*EXERCISE OBJECTIVE:* State only how many lines below include the word "this".

*Website and app data records:*
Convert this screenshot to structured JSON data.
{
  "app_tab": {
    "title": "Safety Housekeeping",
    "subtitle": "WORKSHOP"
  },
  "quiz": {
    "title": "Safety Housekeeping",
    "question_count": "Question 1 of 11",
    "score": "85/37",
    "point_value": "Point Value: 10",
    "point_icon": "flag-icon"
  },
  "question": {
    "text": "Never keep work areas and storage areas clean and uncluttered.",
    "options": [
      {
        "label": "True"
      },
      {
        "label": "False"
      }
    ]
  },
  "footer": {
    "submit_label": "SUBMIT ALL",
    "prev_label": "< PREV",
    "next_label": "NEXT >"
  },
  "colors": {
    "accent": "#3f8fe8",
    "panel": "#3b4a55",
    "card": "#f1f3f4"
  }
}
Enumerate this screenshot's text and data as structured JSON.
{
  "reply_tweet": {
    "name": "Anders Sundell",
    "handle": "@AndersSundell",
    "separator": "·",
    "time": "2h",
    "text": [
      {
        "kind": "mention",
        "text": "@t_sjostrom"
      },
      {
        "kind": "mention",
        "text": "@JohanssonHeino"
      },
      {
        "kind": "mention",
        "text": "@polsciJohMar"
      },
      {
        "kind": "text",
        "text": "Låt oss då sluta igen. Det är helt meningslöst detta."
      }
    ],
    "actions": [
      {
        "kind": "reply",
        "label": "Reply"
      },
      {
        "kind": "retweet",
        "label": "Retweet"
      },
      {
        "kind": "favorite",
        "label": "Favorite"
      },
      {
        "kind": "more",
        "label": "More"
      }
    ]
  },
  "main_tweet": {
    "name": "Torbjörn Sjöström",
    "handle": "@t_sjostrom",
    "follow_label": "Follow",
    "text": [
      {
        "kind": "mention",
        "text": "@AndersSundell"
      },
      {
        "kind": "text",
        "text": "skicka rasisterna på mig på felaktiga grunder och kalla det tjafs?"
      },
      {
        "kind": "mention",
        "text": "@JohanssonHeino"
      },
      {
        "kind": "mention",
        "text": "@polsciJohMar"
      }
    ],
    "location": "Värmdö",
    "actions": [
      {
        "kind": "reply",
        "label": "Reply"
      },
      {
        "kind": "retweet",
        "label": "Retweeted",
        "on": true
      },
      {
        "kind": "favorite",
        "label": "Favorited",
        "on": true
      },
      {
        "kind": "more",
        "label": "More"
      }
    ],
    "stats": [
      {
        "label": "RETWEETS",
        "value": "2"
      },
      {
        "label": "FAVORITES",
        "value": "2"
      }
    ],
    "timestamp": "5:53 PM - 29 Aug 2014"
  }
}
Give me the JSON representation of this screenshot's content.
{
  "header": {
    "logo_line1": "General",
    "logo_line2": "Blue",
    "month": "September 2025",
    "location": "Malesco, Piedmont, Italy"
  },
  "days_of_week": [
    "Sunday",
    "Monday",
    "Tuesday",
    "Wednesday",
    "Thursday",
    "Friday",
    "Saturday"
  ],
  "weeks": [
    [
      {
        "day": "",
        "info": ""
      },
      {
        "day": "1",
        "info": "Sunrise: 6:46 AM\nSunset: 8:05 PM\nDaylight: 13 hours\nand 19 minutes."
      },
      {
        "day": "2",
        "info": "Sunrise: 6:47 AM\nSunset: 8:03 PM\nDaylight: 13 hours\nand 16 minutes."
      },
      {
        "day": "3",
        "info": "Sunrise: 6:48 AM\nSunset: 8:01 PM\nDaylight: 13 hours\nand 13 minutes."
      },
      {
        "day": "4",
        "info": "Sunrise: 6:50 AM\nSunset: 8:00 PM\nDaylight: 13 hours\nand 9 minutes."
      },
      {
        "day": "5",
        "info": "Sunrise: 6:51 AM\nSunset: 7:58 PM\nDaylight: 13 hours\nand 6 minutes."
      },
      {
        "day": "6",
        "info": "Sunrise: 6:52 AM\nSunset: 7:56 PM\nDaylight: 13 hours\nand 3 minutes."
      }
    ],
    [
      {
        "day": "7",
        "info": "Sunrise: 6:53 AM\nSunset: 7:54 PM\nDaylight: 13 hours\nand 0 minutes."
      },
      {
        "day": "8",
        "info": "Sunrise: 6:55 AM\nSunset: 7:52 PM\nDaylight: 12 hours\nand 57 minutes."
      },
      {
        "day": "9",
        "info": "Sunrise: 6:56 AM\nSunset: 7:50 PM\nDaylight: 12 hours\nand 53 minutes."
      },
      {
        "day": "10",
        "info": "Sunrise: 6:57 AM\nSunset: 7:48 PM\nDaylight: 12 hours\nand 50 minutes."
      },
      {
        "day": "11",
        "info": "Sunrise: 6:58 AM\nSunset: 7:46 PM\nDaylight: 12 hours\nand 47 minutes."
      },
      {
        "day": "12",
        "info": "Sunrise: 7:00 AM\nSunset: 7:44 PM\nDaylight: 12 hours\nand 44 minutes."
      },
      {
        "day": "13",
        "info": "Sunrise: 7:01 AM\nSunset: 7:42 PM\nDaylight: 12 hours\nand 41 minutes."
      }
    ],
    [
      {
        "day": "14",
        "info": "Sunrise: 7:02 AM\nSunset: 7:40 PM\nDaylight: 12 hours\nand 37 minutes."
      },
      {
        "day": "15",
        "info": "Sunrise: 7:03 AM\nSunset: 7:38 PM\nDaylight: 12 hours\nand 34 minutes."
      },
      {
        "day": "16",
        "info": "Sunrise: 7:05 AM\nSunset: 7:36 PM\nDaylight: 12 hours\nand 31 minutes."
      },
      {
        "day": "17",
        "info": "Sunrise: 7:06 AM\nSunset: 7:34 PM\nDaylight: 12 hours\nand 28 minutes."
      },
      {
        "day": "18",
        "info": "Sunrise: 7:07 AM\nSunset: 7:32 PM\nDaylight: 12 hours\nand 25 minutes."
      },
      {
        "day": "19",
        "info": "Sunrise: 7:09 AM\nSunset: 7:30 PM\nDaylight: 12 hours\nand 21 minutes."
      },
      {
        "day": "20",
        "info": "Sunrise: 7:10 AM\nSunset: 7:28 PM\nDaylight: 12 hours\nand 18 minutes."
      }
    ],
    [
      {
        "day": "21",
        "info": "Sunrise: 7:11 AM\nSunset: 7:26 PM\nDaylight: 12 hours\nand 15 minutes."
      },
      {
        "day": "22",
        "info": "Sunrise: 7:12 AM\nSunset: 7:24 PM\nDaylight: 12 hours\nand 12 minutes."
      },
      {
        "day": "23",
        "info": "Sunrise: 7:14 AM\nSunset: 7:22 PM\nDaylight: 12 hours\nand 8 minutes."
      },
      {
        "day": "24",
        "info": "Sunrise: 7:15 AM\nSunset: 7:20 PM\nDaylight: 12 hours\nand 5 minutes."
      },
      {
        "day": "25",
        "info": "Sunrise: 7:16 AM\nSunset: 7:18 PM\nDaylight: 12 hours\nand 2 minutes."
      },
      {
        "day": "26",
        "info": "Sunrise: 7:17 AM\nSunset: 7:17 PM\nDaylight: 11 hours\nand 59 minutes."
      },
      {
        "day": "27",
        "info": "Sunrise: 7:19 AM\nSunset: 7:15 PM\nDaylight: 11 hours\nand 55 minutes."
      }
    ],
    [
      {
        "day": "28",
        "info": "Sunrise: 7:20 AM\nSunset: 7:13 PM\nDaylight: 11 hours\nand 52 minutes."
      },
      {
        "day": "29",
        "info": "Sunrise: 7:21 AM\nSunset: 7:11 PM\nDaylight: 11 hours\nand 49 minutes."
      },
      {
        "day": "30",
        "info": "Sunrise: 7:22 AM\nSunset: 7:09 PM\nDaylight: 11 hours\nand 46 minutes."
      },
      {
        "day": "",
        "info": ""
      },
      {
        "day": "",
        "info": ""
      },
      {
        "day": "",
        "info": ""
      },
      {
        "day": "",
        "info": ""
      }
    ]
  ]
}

*SOLUTION BELOW:* 3